*Data*:
>>>>>
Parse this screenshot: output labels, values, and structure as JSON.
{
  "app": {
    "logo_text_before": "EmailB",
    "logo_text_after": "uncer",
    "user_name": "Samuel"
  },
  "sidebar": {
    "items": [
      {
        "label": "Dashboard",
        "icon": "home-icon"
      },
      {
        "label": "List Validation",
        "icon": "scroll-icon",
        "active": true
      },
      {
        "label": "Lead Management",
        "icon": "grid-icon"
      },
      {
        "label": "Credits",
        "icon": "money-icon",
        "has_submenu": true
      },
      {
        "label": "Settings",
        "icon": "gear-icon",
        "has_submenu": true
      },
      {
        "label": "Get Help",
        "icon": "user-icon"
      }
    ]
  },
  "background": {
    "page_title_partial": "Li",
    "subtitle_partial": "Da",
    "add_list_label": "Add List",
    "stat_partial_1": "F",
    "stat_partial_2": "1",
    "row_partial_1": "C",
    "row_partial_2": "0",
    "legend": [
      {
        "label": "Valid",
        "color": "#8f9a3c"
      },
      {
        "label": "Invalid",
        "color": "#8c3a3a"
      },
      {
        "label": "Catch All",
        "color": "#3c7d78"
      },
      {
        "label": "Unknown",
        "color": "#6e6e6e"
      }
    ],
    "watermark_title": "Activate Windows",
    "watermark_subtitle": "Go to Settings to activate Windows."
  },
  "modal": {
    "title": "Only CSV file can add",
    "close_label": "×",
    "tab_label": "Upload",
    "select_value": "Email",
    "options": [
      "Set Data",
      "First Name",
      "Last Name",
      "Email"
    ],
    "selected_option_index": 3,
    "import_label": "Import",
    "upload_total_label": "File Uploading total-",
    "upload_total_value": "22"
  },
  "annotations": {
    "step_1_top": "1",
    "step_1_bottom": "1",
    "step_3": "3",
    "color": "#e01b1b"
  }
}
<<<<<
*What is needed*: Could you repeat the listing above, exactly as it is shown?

*Written solution*:
Parse this screenshot: output labels, values, and structure as JSON.
{
  "app": {
    "logo_text_before": "EmailB",
    "logo_text_after": "uncer",
    "user_name": "Samuel"
  },
  "sidebar": {
    "items": [
      {
        "label": "Dashboard",
        "icon": "home-icon"
      },
      {
        "label": "List Validation",
        "icon": "scroll-icon",
        "active": true
      },
      {
        "label": "Lead Management",
        "icon": "grid-icon"
      },
      {
        "label": "Credits",
        "icon": "money-icon",
        "has_submenu": true
      },
      {
        "label": "Settings",
        "icon": "gear-icon",
        "has_submenu": true
      },
      {
        "label": "Get Help",
        "icon": "user-icon"
      }
    ]
  },
  "background": {
    "page_title_partial": "Li",
    "subtitle_partial": "Da",
    "add_list_label": "Add List",
    "stat_partial_1": "F",
    "stat_partial_2": "1",
    "row_partial_1": "C",
    "row_partial_2": "0",
    "legend": [
      {
        "label": "Valid",
        "color": "#8f9a3c"
      },
      {
        "label": "Invalid",
        "color": "#8c3a3a"
      },
      {
        "label": "Catch All",
        "color": "#3c7d78"
      },
      {
        "label": "Unknown",
        "color": "#6e6e6e"
      }
    ],
    "watermark_title": "Activate Windows",
    "watermark_subtitle": "Go to Settings to activate Windows."
  },
  "modal": {
    "title": "Only CSV file can add",
    "close_label": "×",
    "tab_label": "Upload",
    "select_value": "Email",
    "options": [
      "Set Data",
      "First Name",
      "Last Name",
      "Email"
    ],
    "selected_option_index": 3,
    "import_label": "Import",
    "upload_total_label": "File Uploading total-",
    "upload_total_value": "22"
  },
  "annotations": {
    "step_1_top": "1",
    "step_1_bottom": "1",
    "step_3": "3",
    "color": "#e01b1b"
  }
}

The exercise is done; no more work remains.